Chief Constable David Crompton thanked 12-year-old Alex Cole’s parents at the launch of new educational video Dirty Nails – and revealed his firearms officers have been called to more than 750 incidents in three years

Alex Cole

Alex Cole

Mr Crompton said this year South Yorkshire Police officers had been deployed to 581 firearms incidents.

Of those, 35 involved air weapons – bb guns and pellet guns – being seen or used and in about 20 per cent of firearms cases - 130 - the victims had suffered injuries.

The new film will be shown to 20,000 schoolchildren a year by the force’s Guns and Knives Take Lives team, to educate youngsters about the dangers of using weapons.

It features the death of Alex, from Conisbrough, who was accidentally killed when a friend showed him his father’s new air rifle.

Marie and Kevin whos son was a victim of a knife crime with Chief Comstable David Crompton and Deputy Crime Commisssioner Tracy Cheetham

Marie and Kevin whos son was a victim of a knife crime with Chief Comstable David Crompton and Deputy Crime Commisssioner Tracy Cheetham

The gun went off and a pellet was fired into Alex’s eye, which penetrated his brain.
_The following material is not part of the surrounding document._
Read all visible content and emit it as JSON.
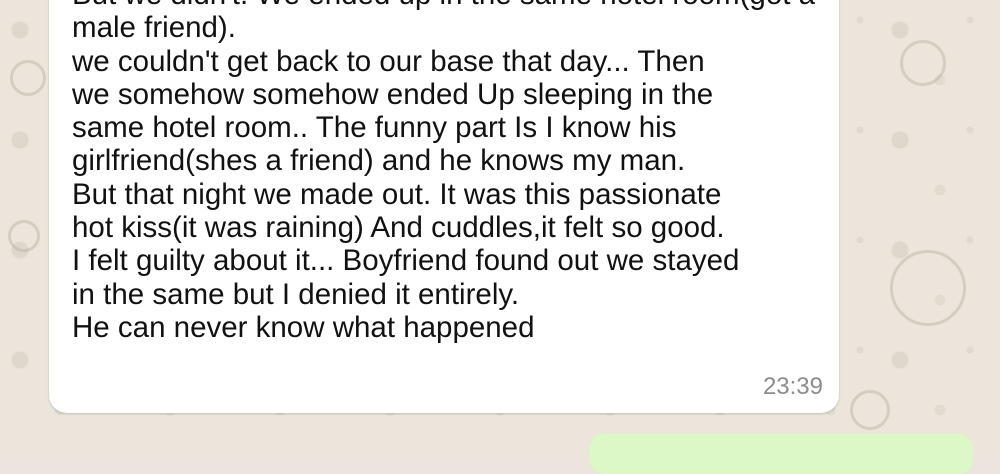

Mr Crompton said: “Most of the injuries tend to be at the minor end of the scale, but that isn’t always the case.”

The force seizes about 1,000 weapons from South Yorkshire’s streets every year, most of them air weapons.

Mr Crompton said some of the most powerful air weapons were viewed in law with the same severity as handguns and machine guns.

He said: “The phrase ‘lethal barrelled weapons’ covers a multitude of different things – it could be a revolver, it could be a pistol. The law views all in the same way because of the danger they pose.

“Armed officers go along – maybe it’s at night, maybe it’s dusk, maybe the weather isn’t good – and they see something and they aren’t sure what it is in front of them. 
“That could be a situation that could quite easily result in a tragedy.

“That is a threat to officers and any individual who carries an air weapon, because it is extremely difficult in the heat of the moment to tell the difference between the two.”

But Mr Crompton stressed the streets of South Yorkshire remain safe.

He said: “In comparison with other metropolitan areas we don’t suffer the same sort of problems that many of them do.

“This latest film brings home, in the saddest possible way, the consequences of carrying air weapons.

“I admire the strength and determination of the family for being prepared to relive their harrowing experience.

“It enables us to reinforce to young people the dangers of air weapons and helps us in working to avoid a similar incident occurring to another family in South Yorkshire.”